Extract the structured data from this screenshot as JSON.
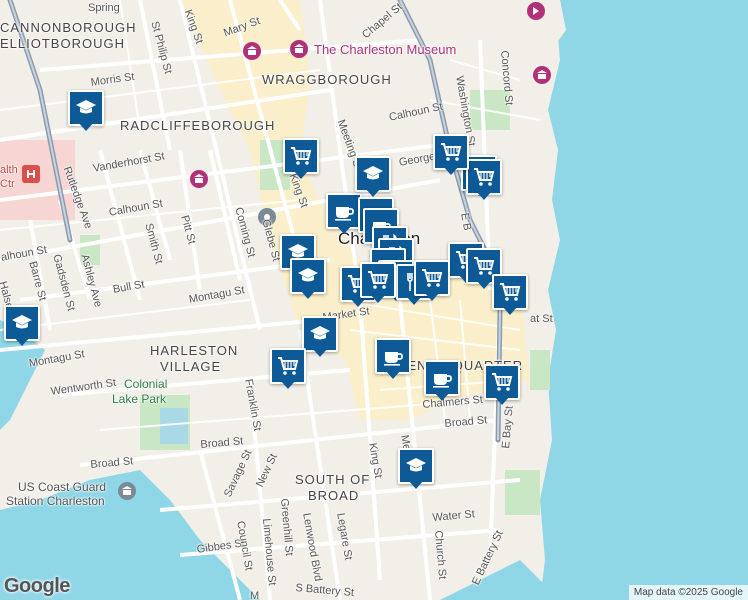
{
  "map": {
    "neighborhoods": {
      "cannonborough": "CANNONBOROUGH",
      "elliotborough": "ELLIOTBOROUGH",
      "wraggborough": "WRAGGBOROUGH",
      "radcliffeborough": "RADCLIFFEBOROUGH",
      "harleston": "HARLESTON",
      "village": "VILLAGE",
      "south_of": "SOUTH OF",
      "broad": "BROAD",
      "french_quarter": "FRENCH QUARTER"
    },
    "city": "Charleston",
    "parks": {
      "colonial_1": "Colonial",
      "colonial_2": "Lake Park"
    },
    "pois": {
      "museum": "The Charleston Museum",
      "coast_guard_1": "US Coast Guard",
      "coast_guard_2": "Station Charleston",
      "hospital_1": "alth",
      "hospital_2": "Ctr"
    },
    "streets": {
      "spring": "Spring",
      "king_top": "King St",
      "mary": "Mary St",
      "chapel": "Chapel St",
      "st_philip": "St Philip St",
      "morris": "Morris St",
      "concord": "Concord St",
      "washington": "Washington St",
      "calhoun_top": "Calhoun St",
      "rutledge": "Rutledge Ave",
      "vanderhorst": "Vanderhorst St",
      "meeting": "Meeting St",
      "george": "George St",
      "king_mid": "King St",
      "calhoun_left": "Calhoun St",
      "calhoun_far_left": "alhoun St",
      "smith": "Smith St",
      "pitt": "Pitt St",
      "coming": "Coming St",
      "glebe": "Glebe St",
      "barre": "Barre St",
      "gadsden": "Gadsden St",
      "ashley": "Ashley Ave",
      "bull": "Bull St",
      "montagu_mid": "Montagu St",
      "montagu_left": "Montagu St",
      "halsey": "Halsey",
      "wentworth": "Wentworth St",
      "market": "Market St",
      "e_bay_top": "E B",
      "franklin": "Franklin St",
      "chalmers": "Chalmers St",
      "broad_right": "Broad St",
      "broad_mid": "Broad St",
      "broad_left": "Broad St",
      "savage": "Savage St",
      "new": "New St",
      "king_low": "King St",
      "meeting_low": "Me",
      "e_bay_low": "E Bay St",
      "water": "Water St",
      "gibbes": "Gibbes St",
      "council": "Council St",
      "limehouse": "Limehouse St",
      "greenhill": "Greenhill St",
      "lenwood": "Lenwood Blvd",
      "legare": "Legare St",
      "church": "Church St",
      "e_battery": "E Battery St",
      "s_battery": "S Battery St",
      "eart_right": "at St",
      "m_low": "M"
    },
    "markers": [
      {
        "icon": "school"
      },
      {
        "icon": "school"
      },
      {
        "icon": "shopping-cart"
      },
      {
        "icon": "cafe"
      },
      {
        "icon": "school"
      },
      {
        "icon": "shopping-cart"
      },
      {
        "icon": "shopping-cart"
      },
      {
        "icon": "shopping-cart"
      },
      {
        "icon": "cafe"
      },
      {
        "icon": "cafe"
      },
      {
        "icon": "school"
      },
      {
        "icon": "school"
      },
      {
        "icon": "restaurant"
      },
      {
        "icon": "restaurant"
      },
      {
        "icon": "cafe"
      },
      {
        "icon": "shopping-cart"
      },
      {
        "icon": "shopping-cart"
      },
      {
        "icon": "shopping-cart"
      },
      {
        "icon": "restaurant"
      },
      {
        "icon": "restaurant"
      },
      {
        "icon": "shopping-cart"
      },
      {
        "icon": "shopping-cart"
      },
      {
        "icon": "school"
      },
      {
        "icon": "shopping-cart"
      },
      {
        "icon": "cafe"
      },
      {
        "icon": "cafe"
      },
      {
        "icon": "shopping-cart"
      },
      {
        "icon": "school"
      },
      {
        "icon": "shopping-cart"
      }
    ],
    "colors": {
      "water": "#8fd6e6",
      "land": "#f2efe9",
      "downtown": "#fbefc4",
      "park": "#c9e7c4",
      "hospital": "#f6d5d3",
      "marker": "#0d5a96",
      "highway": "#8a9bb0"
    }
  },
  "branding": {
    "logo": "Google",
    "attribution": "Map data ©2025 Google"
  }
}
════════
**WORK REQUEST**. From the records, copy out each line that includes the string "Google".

**EXERCISE SOLUTION**.
    "logo": "Google",
    "attribution": "Map data ©2025 Google"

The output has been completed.